Estranged Parents

of Adult Children


There seems to be a silent epidemic of adult children who are 'divorcing' their parents and refusing contact with them. Despite having been 'good enough' parents who provided love and support, these parents are suddenly being told: 'I am done with you'. The parents’ trauma is compounded by a lack of knowledge in the professional community and the lack of social support due to the invisibility of the estrangement.

This site is an attempt to help parents in need of information and to provide clinicians  clues about their suffering. The word ‘clues’ is not used lightly as many parents have sought help from clinicians who had never heard of estrangement of adult children and who kept assuming the parents were at fault.

Estranged adult children are individuals who all of a sudden do not respond to email messages, do not return phone calls and stop coming over. When the parents attempt to visit and have a face-to-face talk, the door is slammed in their face or the police called.

In the great majority of cases, there was no sexual abuse involved, there was no estrangement from either parent during the childhood years, nor was there any safety concern. The great tragedy is that most parents thought they had a good relationship with their adult child and are completely taken by surprise by the estrangement. The child also cuts himself or herself off from the other siblings in various degrees.

Clinicians may be familiar with teenagers or children who have refused to see a divorced parent and continue to do so in their adult life. Often, the blamed parent is the one who initiated the divorce or is the one who moved away to start a new life. On the other hand, adult children who estrange themselves may not make divorce the issue.

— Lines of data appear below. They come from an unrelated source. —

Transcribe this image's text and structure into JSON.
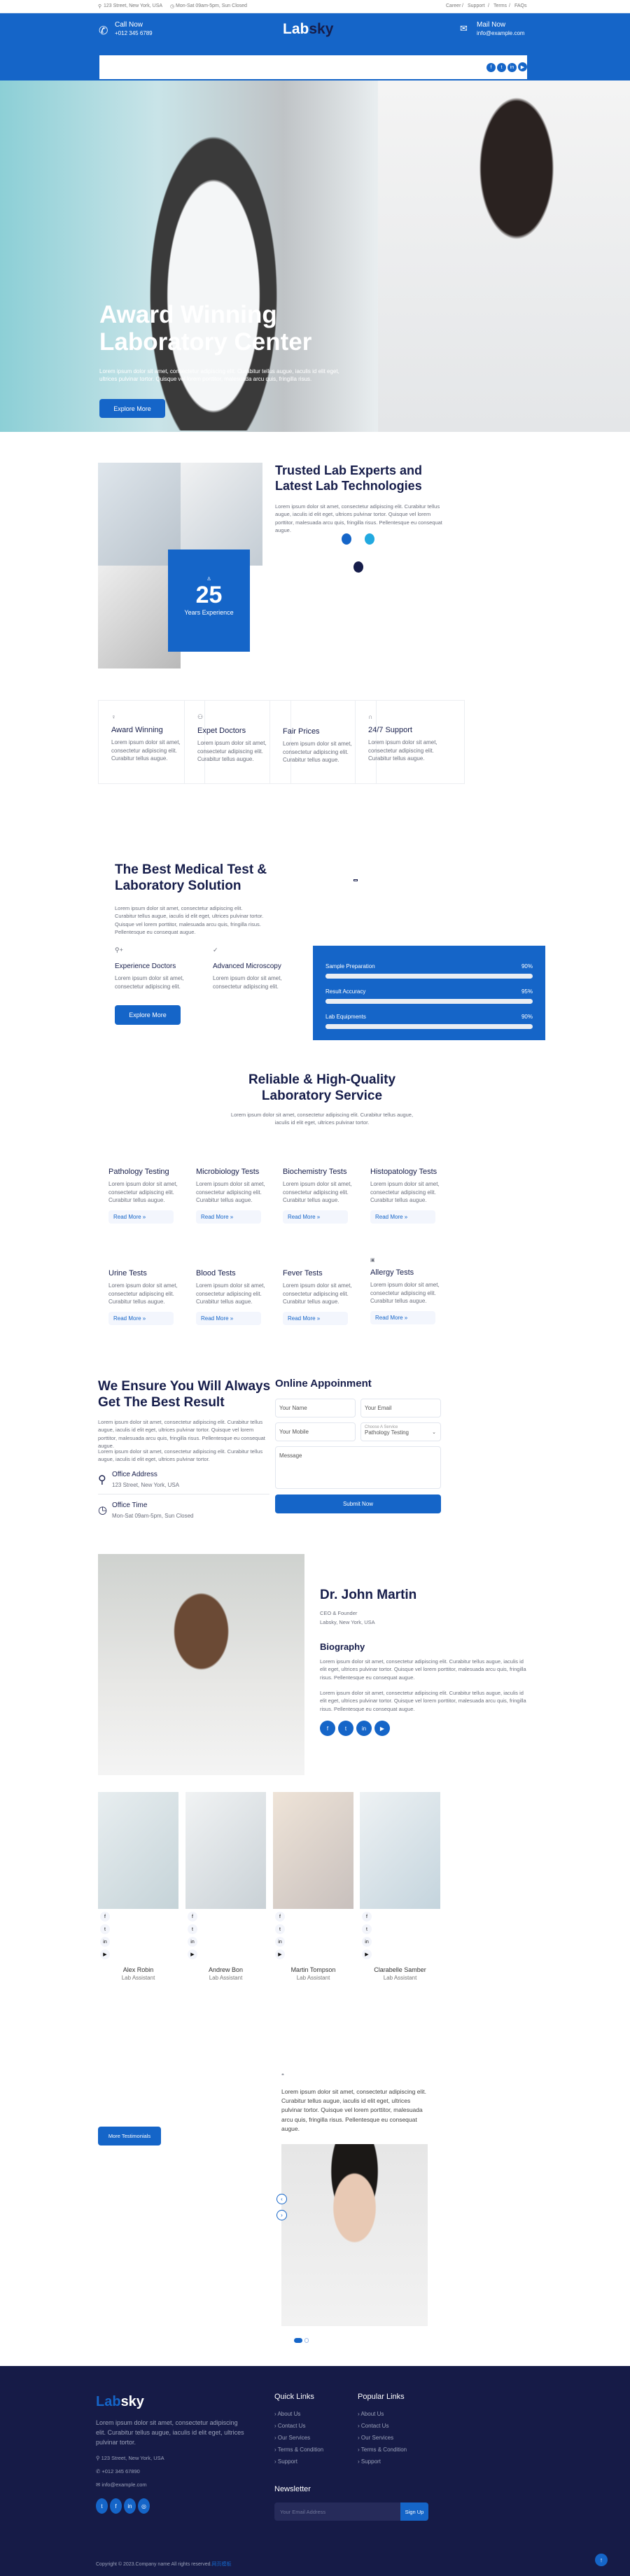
{
  "topbar": {
    "address": "123 Street, New York, USA",
    "hours": "Mon-Sat 09am-5pm, Sun Closed",
    "links": [
      "Career",
      "Support",
      "Terms",
      "FAQs"
    ]
  },
  "header": {
    "call_label": "Call Now",
    "phone": "+012 345 6789",
    "logo_a": "Lab",
    "logo_b": "sky",
    "mail_label": "Mail Now",
    "email": "info@example.com"
  },
  "hero": {
    "title_1": "Award Winning",
    "title_2": "Laboratory Center",
    "text": "Lorem ipsum dolor sit amet, consectetur adipiscing elit. Curabitur tellus augue, iaculis id elit eget, ultrices pulvinar tortor. Quisque vel lorem porttitor, malesuada arcu quis, fringilla risus.",
    "button": "Explore More"
  },
  "about": {
    "years": "25",
    "years_label": "Years Experience",
    "title": "Trusted Lab Experts and Latest Lab Technologies",
    "text": "Lorem ipsum dolor sit amet, consectetur adipiscing elit. Curabitur tellus augue, iaculis id elit eget, ultrices pulvinar tortor. Quisque vel lorem porttitor, malesuada arcu quis, fringilla risus. Pellentesque eu consequat augue."
  },
  "features": [
    {
      "icon": "award-icon",
      "title": "Award Winning",
      "text": "Lorem ipsum dolor sit amet, consectetur adipiscing elit. Curabitur tellus augue."
    },
    {
      "icon": "users-icon",
      "title": "Expet Doctors",
      "text": "Lorem ipsum dolor sit amet, consectetur adipiscing elit. Curabitur tellus augue."
    },
    {
      "icon": "",
      "title": "Fair Prices",
      "text": "Lorem ipsum dolor sit amet, consectetur adipiscing elit. Curabitur tellus augue."
    },
    {
      "icon": "headphones-icon",
      "title": "24/7 Support",
      "text": "Lorem ipsum dolor sit amet, consectetur adipiscing elit. Curabitur tellus augue."
    }
  ],
  "solution": {
    "title": "The Best Medical Test & Laboratory Solution",
    "text": "Lorem ipsum dolor sit amet, consectetur adipiscing elit. Curabitur tellus augue, iaculis id elit eget, ultrices pulvinar tortor. Quisque vel lorem porttitor, malesuada arcu quis, fringilla risus. Pellentesque eu consequat augue.",
    "items": [
      {
        "title": "Experience Doctors",
        "text": "Lorem ipsum dolor sit amet, consectetur adipiscing elit."
      },
      {
        "title": "Advanced Microscopy",
        "text": "Lorem ipsum dolor sit amet, consectetur adipiscing elit."
      }
    ],
    "button": "Explore More",
    "progress": [
      {
        "label": "Sample Preparation",
        "value": "90%"
      },
      {
        "label": "Result Accuracy",
        "value": "95%"
      },
      {
        "label": "Lab Equipments",
        "value": "90%"
      }
    ]
  },
  "services": {
    "title_1": "Reliable & High-Quality",
    "title_2": "Laboratory Service",
    "text": "Lorem ipsum dolor sit amet, consectetur adipiscing elit. Curabitur tellus augue, iaculis id elit eget, ultrices pulvinar tortor.",
    "read_more": "Read More »",
    "items": [
      {
        "title": "Pathology Testing"
      },
      {
        "title": "Microbiology Tests"
      },
      {
        "title": "Biochemistry Tests"
      },
      {
        "title": "Histopatology Tests"
      },
      {
        "title": "Urine Tests"
      },
      {
        "title": "Blood Tests"
      },
      {
        "title": "Fever Tests"
      },
      {
        "title": "Allergy Tests"
      }
    ],
    "item_text": "Lorem ipsum dolor sit amet, consectetur adipiscing elit. Curabitur tellus augue."
  },
  "ensure": {
    "title": "We Ensure You Will Always Get The Best Result",
    "text1": "Lorem ipsum dolor sit amet, consectetur adipiscing elit. Curabitur tellus augue, iaculis id elit eget, ultrices pulvinar tortor. Quisque vel lorem porttitor, malesuada arcu quis, fringilla risus. Pellentesque eu consequat augue.",
    "text2": "Lorem ipsum dolor sit amet, consectetur adipiscing elit. Curabitur tellus augue, iaculis id elit eget, ultrices pulvinar tortor.",
    "address_label": "Office Address",
    "address": "123 Street, New York, USA",
    "time_label": "Office Time",
    "time": "Mon-Sat 09am-5pm, Sun Closed"
  },
  "appointment": {
    "title": "Online Appoinment",
    "name": "Your Name",
    "email": "Your Email",
    "mobile": "Your Mobile",
    "service_label": "Choose A Service",
    "service_value": "Pathology Testing",
    "message": "Message",
    "submit": "Submit Now"
  },
  "doctor": {
    "name": "Dr. John Martin",
    "role": "CEO & Founder",
    "location": "Labsky, New York, USA",
    "bio_title": "Biography",
    "bio1": "Lorem ipsum dolor sit amet, consectetur adipiscing elit. Curabitur tellus augue, iaculis id elit eget, ultrices pulvinar tortor. Quisque vel lorem porttitor, malesuada arcu quis, fringilla risus. Pellentesque eu consequat augue.",
    "bio2": "Lorem ipsum dolor sit amet, consectetur adipiscing elit. Curabitur tellus augue, iaculis id elit eget, ultrices pulvinar tortor. Quisque vel lorem porttitor, malesuada arcu quis, fringilla risus. Pellentesque eu consequat augue."
  },
  "team": [
    {
      "name": "Alex Robin",
      "role": "Lab Assistant"
    },
    {
      "name": "Andrew Bon",
      "role": "Lab Assistant"
    },
    {
      "name": "Martin Tompson",
      "role": "Lab Assistant"
    },
    {
      "name": "Clarabelle Samber",
      "role": "Lab Assistant"
    }
  ],
  "testimonial": {
    "button": "More Testimonials",
    "text": "Lorem ipsum dolor sit amet, consectetur adipiscing elit. Curabitur tellus augue, iaculis id elit eget, ultrices pulvinar tortor. Quisque vel lorem porttitor, malesuada arcu quis, fringilla risus. Pellentesque eu consequat augue."
  },
  "footer": {
    "logo_a": "Lab",
    "logo_b": "sky",
    "text": "Lorem ipsum dolor sit amet, consectetur adipiscing elit. Curabitur tellus augue, iaculis id elit eget, ultrices pulvinar tortor.",
    "address": "123 Street, New York, USA",
    "phone": "+012 345 67890",
    "email": "info@example.com",
    "quick_title": "Quick Links",
    "popular_title": "Popular Links",
    "links": [
      "About Us",
      "Contact Us",
      "Our Services",
      "Terms & Condition",
      "Support"
    ],
    "newsletter_title": "Newsletter",
    "newsletter_placeholder": "Your Email Address",
    "signup": "Sign Up",
    "copyright": "Copyright © 2023.Company name All rights reserved.",
    "copyright_link": "网页模板"
  },
  "colors": {
    "primary": "#1565c8",
    "navy": "#161d4a",
    "footer_bg": "#161b47"
  }
}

When a child dies, there is an announcement in the papers, at school, at church or at work. Friends and family bring food, write condolence notes, observe rituals. When a child is estranged, nobody knows about it unless the parent chooses to share that information. Because in the beginning the parent is so stressed with lack of sleep and grief, it is easier not to tell anyone that a child is rejecting one’s own parent. Some parents keep the estrangement private; others try to share the situation with their friends or colleagues, too often met with “Why don’t you try...?” meaning “What did YOU do?”

In fact, many parents will say that their child was brought up to be considerate of others, respectful of parents and generous. They will add that there were no obvious signs, while the child was growing up, of the estrangement to come: he or she was not different from the other siblings in the family regarding love or consideration of others.


For parents who hurt, for clinicians trying to help their journey.